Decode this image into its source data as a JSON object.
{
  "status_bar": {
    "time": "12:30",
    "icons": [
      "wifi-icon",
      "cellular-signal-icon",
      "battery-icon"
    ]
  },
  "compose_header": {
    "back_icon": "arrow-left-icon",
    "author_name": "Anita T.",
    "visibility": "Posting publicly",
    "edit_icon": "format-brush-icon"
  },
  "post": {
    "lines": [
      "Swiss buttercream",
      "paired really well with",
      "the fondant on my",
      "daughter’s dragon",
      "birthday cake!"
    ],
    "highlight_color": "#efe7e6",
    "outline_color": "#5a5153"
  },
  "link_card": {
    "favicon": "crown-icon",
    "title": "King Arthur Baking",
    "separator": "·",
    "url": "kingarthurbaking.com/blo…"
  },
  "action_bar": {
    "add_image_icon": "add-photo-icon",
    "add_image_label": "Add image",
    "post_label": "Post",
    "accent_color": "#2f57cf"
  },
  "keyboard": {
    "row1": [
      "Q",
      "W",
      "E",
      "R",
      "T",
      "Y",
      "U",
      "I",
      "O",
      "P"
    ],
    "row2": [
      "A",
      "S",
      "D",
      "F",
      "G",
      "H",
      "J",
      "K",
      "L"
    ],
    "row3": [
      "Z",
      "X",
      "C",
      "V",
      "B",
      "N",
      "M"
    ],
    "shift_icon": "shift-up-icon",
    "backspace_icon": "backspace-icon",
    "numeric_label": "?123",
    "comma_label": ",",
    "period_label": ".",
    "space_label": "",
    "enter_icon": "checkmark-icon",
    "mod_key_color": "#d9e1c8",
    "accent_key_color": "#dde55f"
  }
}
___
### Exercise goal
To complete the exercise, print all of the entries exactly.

### Response
Decode this image into its source data as a JSON object.
{
  "status_bar": {
    "time": "12:30",
    "icons": [
      "wifi-icon",
      "cellular-signal-icon",
      "battery-icon"
    ]
  },
  "compose_header": {
    "back_icon": "arrow-left-icon",
    "author_name": "Anita T.",
    "visibility": "Posting publicly",
    "edit_icon": "format-brush-icon"
  },
  "post": {
    "lines": [
      "Swiss buttercream",
      "paired really well with",
      "the fondant on my",
      "daughter’s dragon",
      "birthday cake!"
    ],
    "highlight_color": "#efe7e6",
    "outline_color": "#5a5153"
  },
  "link_card": {
    "favicon": "crown-icon",
    "title": "King Arthur Baking",
    "separator": "·",
    "url": "kingarthurbaking.com/blo…"
  },
  "action_bar": {
    "add_image_icon": "add-photo-icon",
    "add_image_label": "Add image",
    "post_label": "Post",
    "accent_color": "#2f57cf"
  },
  "keyboard": {
    "row1": [
      "Q",
      "W",
      "E",
      "R",
      "T",
      "Y",
      "U",
      "I",
      "O",
      "P"
    ],
    "row2": [
      "A",
      "S",
      "D",
      "F",
      "G",
      "H",
      "J",
      "K",
      "L"
    ],
    "row3": [
      "Z",
      "X",
      "C",
      "V",
      "B",
      "N",
      "M"
    ],
    "shift_icon": "shift-up-icon",
    "backspace_icon": "backspace-icon",
    "numeric_label": "?123",
    "comma_label": ",",
    "period_label": ".",
    "space_label": "",
    "enter_icon": "checkmark-icon",
    "mod_key_color": "#d9e1c8",
    "accent_key_color": "#dde55f"
  }
}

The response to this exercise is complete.